MATERIAL FOR THE TASK.
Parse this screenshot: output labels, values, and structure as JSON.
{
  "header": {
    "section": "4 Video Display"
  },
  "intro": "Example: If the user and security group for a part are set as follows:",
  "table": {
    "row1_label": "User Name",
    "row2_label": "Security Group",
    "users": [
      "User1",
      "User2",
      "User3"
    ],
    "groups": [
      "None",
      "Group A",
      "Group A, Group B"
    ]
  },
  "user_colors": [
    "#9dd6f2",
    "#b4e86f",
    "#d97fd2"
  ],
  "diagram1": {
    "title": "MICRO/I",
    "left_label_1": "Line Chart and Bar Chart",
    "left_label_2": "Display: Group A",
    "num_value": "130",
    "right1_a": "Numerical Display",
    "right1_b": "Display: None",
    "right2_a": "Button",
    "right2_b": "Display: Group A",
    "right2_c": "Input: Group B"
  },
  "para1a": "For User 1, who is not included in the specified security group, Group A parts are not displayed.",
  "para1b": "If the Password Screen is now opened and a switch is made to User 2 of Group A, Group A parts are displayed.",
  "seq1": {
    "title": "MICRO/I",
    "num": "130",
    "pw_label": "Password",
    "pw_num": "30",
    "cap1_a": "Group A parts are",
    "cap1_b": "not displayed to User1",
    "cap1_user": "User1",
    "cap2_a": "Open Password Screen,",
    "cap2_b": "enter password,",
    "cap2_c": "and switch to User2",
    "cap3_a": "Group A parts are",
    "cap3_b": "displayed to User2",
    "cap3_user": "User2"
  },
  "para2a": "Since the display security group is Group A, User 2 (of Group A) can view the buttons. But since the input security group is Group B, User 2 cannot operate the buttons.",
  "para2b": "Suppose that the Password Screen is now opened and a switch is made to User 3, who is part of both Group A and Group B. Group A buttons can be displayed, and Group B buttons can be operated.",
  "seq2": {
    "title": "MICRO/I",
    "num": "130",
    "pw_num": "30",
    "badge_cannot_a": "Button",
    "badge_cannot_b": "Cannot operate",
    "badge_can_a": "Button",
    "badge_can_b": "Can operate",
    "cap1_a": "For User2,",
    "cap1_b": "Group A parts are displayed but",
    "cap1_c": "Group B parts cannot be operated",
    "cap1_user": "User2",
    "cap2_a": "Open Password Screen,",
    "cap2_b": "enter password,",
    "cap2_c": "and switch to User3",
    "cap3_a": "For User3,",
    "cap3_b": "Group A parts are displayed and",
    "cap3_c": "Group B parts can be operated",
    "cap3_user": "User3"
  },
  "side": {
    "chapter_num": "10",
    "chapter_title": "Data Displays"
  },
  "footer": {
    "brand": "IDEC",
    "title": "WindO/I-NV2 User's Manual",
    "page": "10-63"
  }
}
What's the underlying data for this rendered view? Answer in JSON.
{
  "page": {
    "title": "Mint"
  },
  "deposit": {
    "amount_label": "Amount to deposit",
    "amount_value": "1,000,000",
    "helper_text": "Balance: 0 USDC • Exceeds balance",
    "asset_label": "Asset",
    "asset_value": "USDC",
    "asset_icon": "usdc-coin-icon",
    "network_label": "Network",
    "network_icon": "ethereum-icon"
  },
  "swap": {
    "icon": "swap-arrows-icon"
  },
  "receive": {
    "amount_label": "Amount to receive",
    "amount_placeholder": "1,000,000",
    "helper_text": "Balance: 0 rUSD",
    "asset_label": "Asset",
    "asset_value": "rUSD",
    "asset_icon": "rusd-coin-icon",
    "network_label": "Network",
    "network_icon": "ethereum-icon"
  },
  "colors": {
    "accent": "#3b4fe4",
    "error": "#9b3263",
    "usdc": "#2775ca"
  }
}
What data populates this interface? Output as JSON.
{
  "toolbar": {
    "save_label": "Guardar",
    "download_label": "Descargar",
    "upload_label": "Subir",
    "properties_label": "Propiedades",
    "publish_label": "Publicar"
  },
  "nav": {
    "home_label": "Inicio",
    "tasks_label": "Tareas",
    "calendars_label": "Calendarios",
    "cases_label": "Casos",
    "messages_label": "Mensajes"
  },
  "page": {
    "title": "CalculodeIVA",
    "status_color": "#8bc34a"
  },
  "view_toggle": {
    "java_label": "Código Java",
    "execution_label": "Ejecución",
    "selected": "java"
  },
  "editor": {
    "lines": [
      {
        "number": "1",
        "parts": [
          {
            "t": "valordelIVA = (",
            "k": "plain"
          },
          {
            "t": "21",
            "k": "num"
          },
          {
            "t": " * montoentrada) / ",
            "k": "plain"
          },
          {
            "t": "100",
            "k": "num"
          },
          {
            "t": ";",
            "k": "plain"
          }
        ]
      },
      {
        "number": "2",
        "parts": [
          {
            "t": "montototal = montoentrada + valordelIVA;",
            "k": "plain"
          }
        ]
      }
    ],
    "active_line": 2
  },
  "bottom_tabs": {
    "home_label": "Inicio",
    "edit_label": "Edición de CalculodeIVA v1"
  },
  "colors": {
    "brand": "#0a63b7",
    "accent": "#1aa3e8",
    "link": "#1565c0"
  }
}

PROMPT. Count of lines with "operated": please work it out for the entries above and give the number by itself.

WORKED SOLUTION. 3